[Records contained in a dataset]
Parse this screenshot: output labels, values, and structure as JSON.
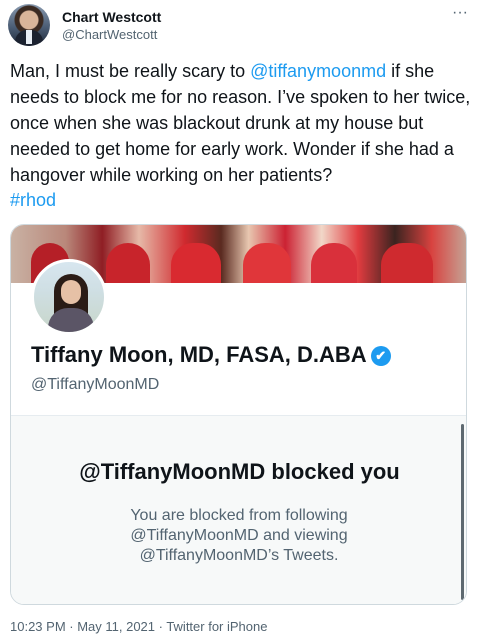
{
  "author": {
    "display_name": "Chart Westcott",
    "handle": "@ChartWestcott"
  },
  "more_icon": "···",
  "tweet": {
    "part1": "Man, I must be really scary to ",
    "mention": "@tiffanymoonmd",
    "part2": " if she needs to block me for no reason.  I’ve spoken to her twice, once when she was blackout drunk at my house but needed to get home for early work.  Wonder if she had a hangover while working on her patients?",
    "hashtag": "#rhod"
  },
  "card": {
    "profile_name": "Tiffany Moon, MD, FASA, D.ABA",
    "verified_glyph": "✔",
    "profile_handle": "@TiffanyMoonMD",
    "blocked_title": "@TiffanyMoonMD blocked you",
    "blocked_desc": "You are blocked from following @TiffanyMoonMD and viewing @TiffanyMoonMD’s Tweets."
  },
  "meta": "10:23 PM · May 11, 2021 · Twitter for iPhone",
  "colors": {
    "link": "#1d9bf0",
    "secondary_text": "#536471",
    "verified": "#1d9bf0"
  }
}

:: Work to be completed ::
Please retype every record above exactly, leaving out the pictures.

:: Written reply ::
Parse this screenshot: output labels, values, and structure as JSON.
{
  "author": {
    "display_name": "Chart Westcott",
    "handle": "@ChartWestcott"
  },
  "more_icon": "···",
  "tweet": {
    "part1": "Man, I must be really scary to ",
    "mention": "@tiffanymoonmd",
    "part2": " if she needs to block me for no reason.  I’ve spoken to her twice, once when she was blackout drunk at my house but needed to get home for early work.  Wonder if she had a hangover while working on her patients?",
    "hashtag": "#rhod"
  },
  "card": {
    "profile_name": "Tiffany Moon, MD, FASA, D.ABA",
    "verified_glyph": "✔",
    "profile_handle": "@TiffanyMoonMD",
    "blocked_title": "@TiffanyMoonMD blocked you",
    "blocked_desc": "You are blocked from following @TiffanyMoonMD and viewing @TiffanyMoonMD’s Tweets."
  },
  "meta": "10:23 PM · May 11, 2021 · Twitter for iPhone",
  "colors": {
    "link": "#1d9bf0",
    "secondary_text": "#536471",
    "verified": "#1d9bf0"
  }
}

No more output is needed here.